Since 2000, speculative fiction in Anglophone literatures has increasingly focused on the future of the West and the manifold dangers it entails, such as climate change, genetic engineering or nuclear catastrophe. Literary texts which show the decline of the West as the globally dominant cultural and economic force combine a biting critique of capitalism with an imaginative framework of a future world, and they can be viewed as a literary counter-discourse that defies hegemonic Western self-perceptions rooted in ethnocentrism and an unquestioned affirmation of capitalism. This article aims to analyse the position of the West in David Mitchell’s Cloud Atlas (2004), Cormac McCarthy’s The Road (2006) and Margaret Atwood’s The Year of the Flood (2009). It will reveal patterns in the narration of the downfall of the West, exploring, in particular, the way in which cannibalism is employed in all three texts as a signifier of the West’s decline. It will also investigate how these texts construct the dissolution of the West on the level of narrative structure and language.

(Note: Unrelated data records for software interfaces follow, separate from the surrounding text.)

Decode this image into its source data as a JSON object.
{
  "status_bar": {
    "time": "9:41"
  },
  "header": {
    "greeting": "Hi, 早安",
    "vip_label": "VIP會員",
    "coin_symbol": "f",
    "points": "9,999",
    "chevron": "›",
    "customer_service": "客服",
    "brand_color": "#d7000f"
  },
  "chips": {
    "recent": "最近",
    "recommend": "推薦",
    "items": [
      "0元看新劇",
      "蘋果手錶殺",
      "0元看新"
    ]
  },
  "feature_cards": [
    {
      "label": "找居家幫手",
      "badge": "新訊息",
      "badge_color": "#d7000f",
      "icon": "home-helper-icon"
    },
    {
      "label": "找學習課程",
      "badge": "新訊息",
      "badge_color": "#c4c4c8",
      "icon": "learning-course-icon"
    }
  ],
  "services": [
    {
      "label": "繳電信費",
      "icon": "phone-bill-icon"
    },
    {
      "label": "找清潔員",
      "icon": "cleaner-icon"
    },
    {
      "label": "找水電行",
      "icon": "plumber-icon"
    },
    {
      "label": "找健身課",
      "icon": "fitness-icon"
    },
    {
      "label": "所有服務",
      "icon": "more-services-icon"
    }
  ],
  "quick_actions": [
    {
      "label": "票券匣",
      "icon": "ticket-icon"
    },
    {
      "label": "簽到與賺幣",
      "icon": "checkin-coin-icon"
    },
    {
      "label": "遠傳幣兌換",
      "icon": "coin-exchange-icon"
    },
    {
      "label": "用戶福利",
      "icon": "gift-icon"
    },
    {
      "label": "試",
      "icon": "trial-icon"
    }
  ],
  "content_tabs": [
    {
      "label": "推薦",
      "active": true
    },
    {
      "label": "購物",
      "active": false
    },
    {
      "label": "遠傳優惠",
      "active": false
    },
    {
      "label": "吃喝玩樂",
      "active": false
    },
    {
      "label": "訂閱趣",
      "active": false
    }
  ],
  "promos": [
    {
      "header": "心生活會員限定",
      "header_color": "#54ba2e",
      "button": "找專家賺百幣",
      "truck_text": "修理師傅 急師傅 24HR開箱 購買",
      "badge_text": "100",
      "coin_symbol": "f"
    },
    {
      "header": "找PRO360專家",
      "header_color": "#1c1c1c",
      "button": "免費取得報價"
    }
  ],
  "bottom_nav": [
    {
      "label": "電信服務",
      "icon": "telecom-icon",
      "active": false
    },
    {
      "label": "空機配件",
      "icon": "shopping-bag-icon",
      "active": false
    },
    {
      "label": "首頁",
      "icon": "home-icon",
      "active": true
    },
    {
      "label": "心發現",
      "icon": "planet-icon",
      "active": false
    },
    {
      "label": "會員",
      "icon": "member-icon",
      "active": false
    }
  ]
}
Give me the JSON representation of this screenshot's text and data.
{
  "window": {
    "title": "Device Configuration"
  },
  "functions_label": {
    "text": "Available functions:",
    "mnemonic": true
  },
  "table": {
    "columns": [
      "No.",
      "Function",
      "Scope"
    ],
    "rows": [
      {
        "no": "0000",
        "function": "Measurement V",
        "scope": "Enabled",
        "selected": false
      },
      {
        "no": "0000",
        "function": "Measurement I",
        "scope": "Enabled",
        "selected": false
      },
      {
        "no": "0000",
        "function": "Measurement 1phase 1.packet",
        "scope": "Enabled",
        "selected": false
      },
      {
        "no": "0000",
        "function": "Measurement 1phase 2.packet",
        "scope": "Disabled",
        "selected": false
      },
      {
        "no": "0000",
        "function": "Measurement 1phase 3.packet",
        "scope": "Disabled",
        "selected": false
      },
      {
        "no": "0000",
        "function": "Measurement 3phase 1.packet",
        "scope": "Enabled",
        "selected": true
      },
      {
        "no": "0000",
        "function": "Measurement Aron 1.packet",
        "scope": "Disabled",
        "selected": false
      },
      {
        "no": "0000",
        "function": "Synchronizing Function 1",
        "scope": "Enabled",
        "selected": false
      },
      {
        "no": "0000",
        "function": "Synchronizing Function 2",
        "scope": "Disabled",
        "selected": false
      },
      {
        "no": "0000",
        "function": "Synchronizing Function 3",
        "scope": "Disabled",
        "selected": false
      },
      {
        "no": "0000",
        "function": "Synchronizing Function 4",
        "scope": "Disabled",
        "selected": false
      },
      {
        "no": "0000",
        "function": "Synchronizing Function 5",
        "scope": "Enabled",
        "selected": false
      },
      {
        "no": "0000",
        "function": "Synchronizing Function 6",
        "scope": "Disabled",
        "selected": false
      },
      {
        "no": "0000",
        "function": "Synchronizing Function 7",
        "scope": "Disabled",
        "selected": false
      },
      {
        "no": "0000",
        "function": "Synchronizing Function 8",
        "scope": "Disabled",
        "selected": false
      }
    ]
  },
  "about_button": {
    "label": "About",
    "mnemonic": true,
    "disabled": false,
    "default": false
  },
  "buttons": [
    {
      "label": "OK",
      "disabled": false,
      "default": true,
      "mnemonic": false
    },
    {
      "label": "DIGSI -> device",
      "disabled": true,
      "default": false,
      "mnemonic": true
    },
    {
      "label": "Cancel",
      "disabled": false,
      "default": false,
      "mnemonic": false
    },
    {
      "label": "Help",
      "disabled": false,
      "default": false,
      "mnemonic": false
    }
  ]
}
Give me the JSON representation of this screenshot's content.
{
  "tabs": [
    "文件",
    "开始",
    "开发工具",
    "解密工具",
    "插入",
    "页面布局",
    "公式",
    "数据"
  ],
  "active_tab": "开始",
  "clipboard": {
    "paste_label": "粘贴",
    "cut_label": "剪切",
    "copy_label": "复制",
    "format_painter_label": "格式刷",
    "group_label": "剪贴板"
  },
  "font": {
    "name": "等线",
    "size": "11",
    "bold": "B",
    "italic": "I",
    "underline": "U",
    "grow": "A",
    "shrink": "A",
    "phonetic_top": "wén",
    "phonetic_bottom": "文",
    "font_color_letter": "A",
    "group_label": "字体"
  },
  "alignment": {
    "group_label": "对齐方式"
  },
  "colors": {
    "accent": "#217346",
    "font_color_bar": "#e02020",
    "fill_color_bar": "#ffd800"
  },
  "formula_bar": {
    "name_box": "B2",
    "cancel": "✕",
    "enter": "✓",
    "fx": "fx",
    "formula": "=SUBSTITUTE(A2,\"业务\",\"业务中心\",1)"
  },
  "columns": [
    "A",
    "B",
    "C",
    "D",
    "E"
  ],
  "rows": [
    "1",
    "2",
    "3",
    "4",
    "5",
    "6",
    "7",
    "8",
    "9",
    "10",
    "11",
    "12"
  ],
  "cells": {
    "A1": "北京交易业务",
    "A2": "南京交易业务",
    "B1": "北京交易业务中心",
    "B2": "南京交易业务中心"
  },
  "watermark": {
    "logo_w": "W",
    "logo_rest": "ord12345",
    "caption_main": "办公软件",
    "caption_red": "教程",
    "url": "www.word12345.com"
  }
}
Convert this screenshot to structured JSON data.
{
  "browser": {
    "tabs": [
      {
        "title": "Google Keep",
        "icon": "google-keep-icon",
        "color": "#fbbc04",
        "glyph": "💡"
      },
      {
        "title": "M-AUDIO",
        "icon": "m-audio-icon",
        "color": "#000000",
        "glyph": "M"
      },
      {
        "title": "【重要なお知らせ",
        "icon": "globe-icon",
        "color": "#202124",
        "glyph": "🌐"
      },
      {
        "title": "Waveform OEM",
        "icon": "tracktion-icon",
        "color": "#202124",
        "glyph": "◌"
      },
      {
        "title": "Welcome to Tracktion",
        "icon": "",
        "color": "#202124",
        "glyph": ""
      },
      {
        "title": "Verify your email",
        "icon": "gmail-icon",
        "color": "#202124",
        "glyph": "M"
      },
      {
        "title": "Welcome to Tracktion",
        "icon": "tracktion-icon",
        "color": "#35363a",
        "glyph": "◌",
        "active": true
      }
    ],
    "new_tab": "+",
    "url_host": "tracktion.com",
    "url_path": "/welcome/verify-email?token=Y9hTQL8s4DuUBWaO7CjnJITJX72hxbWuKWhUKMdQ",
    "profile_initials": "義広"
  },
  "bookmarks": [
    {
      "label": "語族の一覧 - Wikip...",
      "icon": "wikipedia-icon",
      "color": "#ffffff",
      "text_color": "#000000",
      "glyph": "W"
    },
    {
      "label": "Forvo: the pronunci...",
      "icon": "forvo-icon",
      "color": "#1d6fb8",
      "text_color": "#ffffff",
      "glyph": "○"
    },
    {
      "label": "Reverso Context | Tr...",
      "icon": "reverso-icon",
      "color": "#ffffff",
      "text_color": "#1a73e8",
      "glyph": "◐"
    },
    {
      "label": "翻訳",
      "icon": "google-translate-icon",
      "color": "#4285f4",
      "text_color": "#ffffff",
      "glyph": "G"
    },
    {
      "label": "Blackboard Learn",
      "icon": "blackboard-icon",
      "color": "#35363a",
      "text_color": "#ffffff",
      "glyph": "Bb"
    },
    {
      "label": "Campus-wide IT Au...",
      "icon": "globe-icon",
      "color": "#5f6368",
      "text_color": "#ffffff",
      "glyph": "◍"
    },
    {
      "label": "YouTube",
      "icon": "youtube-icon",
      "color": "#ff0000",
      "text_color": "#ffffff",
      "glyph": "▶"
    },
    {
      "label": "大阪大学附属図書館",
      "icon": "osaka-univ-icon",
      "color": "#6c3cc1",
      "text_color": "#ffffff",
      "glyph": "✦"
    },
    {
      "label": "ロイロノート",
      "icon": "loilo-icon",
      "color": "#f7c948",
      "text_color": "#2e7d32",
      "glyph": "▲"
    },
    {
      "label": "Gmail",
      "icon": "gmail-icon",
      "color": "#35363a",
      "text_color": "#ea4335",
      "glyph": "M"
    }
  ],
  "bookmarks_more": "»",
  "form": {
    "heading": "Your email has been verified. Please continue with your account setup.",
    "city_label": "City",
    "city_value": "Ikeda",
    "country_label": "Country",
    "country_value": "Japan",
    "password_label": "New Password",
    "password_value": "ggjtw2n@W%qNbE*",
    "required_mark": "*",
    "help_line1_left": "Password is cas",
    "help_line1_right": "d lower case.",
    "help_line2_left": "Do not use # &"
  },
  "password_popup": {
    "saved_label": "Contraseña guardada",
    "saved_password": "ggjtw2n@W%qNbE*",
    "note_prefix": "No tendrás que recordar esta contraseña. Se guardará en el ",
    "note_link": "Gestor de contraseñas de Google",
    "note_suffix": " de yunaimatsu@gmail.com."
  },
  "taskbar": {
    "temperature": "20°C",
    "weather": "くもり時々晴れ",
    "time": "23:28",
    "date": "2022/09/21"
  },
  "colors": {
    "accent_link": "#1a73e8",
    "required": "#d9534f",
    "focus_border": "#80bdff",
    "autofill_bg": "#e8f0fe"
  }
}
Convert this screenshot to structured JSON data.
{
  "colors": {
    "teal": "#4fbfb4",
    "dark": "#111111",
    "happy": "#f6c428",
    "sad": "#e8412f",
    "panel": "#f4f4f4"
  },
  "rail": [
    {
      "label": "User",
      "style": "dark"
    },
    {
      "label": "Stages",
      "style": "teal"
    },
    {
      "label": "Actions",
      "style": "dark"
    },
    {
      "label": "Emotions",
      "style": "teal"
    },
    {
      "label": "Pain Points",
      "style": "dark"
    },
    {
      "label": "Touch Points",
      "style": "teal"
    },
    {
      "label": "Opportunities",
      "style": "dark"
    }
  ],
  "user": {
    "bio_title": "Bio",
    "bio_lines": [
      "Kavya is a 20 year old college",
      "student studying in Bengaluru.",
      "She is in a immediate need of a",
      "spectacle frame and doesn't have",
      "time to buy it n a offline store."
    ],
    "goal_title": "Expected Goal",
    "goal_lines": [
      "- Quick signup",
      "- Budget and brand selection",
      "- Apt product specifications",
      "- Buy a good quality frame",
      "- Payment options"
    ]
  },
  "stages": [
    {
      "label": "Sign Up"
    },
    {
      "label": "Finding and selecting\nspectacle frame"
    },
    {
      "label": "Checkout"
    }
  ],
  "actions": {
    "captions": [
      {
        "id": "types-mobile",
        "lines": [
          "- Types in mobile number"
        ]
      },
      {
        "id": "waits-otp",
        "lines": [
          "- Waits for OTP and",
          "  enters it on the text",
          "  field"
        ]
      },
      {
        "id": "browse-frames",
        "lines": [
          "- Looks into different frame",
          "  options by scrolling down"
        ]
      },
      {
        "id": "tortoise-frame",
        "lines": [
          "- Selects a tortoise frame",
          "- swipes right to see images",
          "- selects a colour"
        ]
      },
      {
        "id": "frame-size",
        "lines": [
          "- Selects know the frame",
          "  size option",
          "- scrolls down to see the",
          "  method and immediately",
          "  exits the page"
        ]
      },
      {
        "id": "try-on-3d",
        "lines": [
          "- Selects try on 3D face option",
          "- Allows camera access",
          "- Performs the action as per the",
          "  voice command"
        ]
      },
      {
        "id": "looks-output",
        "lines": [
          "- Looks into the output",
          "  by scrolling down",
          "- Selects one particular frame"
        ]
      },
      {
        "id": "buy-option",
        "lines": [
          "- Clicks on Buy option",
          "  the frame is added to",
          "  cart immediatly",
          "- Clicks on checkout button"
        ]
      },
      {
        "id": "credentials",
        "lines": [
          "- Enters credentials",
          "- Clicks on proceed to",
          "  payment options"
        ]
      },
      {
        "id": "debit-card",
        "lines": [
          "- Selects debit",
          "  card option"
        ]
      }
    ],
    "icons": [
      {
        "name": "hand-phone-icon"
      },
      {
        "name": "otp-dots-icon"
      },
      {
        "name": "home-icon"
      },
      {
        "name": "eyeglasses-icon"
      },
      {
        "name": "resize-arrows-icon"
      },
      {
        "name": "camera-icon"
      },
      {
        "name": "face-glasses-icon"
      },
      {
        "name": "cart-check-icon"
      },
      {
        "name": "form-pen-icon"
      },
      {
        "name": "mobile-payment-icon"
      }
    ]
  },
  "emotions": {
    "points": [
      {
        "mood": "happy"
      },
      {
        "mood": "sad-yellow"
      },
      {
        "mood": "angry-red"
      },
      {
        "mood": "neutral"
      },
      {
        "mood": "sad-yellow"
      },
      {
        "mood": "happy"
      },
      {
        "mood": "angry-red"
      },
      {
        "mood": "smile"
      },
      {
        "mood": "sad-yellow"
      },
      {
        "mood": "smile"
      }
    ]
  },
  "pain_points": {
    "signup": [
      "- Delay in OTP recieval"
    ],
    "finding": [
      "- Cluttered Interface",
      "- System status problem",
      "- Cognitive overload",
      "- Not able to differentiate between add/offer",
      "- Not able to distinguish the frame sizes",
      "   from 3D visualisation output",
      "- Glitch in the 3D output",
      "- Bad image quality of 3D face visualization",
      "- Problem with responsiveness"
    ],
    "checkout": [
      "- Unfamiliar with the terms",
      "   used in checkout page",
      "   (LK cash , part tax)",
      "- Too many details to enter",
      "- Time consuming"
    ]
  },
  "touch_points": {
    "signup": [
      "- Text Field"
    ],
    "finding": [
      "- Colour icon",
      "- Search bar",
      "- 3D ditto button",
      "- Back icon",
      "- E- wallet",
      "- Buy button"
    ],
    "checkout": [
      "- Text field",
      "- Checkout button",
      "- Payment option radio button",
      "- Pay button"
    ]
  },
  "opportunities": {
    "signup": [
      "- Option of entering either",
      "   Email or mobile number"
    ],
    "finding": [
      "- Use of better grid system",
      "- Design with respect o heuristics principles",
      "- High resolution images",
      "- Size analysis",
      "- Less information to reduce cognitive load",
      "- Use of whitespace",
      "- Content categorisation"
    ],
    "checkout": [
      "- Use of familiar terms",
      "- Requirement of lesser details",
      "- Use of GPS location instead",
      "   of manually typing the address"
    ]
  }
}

Othering, Reification, Commodification and the New Literatures and Cultures in English
Edited by Rainer Emig and Oliver Lindner
The contributions in this volume, in their various ways, take a critical look at artistic responses to the commodification of colonial and postcolonial histories, peoples, and products from the eighteenth century to the present. They explore, in particular, what literary and cultural texts have to say about commodification after the end of colonialism and how the Western culture industry continually capitalizes on representations of the postcolonial Other.
Contributors: Samy Azouz, Lars Eckstein, Rainer Emig, Wolfgang Funk, Jens Martin Gurr, Birte Heidemann, Sissy Helff, Graham Huggan, Stephan Laqué, Oliver Lindner, Ana Cristina Mendes, Sabine Nunius, Carl Plasa, Katharina Rennhak, Ksenia Robbe, Cecile Sandten.
Edited by Oliver Lindner and Ralf Schneider
This collection of articles brings together a wide variety of topics, such as the 2011 London riots, the London Olympics of 2012, royal festivities, the Tube anniversary, memorials, and London in recent novels and blockbuster films. The contributions look at the way in which cultural and literary texts articulate competing versions of the contemporary city, oscillating between either supporting or subverting the hegemonic narrative of London as a place of cosmopolitan harmony and inclusion.